Houston-based Sheltering Arms’ recent efforts to transform their mission to empowering elders is an example of the reframing of our cultural views of aging, a trend that is happening around the country.
Soon we’ll be rolling out a new look and feel for the “Dr. Bill Thomas” brand and we’d love to give you an exclusive preview and get your input (especially our longtime fans!).
From an Oxycontin haze, I hear the death chant from a 90-something neighbor, three doors down the hall. The screams pierce every bone in my body and continues for hours.
For almost every problem, concern or cause directed toward older adults there is a more inclusive, ageless perspective that could engender broader support for their resolution.
After 14 years fighting to maintain some shred of autonomy and home in assisted living facilities in New York and Pennsylvania, Martin Bayne is being evicted from his current assisted living. His next stop will be an “indeterminate stay” at a short-term rehab facility in a local CCRC.
At town hall meetings and in media interviews, a continuing question for Senator Bernie Sanders has been whether he is too old to be President.

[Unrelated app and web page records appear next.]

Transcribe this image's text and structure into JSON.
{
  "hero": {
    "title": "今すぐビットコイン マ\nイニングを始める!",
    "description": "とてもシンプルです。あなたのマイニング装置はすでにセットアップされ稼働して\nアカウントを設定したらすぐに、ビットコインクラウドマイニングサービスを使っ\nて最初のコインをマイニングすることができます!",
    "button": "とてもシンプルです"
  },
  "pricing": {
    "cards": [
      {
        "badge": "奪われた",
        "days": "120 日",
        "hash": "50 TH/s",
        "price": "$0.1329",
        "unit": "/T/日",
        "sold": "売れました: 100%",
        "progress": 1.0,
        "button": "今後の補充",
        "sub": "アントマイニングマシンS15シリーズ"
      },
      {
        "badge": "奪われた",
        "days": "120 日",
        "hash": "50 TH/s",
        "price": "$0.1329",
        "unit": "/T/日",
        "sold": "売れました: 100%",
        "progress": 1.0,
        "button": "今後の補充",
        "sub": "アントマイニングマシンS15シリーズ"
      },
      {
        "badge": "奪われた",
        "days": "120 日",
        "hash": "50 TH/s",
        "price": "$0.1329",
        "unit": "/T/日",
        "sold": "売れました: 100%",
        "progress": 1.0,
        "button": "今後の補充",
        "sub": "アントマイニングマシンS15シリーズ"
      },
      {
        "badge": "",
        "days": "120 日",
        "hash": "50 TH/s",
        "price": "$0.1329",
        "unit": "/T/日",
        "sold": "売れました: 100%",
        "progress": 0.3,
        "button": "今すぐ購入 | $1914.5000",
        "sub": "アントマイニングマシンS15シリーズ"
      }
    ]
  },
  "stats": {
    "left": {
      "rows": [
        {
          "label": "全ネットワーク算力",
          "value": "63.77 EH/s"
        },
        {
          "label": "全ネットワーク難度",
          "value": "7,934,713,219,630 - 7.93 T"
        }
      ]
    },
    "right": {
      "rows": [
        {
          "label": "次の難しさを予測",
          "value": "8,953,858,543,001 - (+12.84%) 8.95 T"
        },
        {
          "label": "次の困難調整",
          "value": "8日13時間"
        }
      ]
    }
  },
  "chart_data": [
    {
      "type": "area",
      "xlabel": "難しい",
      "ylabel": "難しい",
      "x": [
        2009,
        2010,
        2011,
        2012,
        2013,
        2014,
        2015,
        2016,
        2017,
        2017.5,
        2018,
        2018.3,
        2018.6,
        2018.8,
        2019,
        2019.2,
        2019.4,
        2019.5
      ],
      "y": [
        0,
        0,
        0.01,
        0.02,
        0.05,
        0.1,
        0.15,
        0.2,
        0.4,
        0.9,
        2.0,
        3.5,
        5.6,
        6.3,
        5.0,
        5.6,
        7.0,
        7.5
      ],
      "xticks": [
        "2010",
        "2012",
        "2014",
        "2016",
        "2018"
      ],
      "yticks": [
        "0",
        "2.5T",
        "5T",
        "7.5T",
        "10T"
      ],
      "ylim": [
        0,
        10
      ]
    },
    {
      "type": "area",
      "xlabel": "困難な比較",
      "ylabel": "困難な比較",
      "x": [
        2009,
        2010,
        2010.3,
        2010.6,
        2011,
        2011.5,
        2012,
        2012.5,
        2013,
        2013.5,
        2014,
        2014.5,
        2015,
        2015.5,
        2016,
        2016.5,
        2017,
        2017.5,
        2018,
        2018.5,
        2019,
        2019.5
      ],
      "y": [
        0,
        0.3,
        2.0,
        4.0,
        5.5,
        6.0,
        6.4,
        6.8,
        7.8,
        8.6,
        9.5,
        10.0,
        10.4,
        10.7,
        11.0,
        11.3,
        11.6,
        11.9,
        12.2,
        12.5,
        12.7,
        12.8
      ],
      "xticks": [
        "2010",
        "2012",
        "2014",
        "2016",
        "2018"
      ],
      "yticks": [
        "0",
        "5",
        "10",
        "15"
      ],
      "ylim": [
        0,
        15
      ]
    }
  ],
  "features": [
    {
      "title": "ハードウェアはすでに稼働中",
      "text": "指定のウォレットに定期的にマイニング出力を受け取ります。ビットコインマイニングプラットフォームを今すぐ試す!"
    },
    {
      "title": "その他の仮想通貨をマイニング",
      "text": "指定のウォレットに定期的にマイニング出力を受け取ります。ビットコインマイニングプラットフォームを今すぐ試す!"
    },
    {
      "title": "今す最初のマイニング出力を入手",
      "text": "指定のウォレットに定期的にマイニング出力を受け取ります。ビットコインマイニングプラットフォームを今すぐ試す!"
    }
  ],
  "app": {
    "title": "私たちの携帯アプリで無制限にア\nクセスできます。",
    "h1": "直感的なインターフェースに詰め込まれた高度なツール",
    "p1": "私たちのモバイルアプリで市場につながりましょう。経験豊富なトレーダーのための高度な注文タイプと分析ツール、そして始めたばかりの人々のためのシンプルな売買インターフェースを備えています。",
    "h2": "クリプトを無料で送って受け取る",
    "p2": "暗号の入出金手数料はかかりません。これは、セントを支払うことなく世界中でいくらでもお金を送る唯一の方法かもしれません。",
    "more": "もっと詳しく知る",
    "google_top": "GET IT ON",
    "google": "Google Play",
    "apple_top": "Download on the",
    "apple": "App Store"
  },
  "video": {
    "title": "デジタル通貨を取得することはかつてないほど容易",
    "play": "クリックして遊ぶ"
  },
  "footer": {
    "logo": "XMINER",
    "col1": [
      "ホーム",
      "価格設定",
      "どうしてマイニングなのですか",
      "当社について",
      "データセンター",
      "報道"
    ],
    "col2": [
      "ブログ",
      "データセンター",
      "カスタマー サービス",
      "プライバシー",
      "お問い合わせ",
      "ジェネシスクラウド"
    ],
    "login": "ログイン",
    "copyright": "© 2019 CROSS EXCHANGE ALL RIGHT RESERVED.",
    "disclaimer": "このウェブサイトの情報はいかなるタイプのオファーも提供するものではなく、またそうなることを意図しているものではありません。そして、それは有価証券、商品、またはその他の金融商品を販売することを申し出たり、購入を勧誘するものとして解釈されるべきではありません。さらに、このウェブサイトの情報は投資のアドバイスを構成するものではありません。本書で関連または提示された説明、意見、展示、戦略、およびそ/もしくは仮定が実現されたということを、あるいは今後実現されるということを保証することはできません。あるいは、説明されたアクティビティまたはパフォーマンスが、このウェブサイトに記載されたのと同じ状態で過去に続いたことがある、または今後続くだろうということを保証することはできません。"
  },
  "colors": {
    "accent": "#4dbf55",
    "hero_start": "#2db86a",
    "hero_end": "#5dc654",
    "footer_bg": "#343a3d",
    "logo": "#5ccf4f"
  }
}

So far Bernie has yet to directly answer the question.
After 14 years fighting to maintain some shred of autonomy and home in assisted living facilities in New York and Pennsylvania, Martin Bayne is being evicted from his current home tomorrow with no alternative arrangement yet determined.
We are told by a prominent and highly-respected geriatrician that the three plagues of growing old are loneliness, helplessness and boredom. I respectfully disagree.
I first ran across the word “humankindness” doing my doctoral research into community and have been captivated by it for over 20 years.
It’s time for our annual New Year’s toast to the ChangingAging community and roundup of the Top 5 Posts of the year.
The longer we wait to confront and abolish ageism, the harder it will be to recover from its consequences. This is the year to launch a full-scale reorganizational effort.
My mother’s life and death prompted me to begin writing about the subject matter of work and achievement beyond middle adulthood.
The Solstice season is upon us, a time when one traditionally celebrates the return of the light. This year, perhaps perversely, I find myself thinking about my gratitude for darkness.
All of us have a stake in handling this PR problem, but none more so than the professionals who work in aging services –– businesses, educational institutions, government departments, and nonprofit organizations whose mission is to serve the needs and aspirations of older adults.
I like to talk about becoming an Old Person in Training as way to move beyond denial, overcome internalized ageism, and connect to our future selves.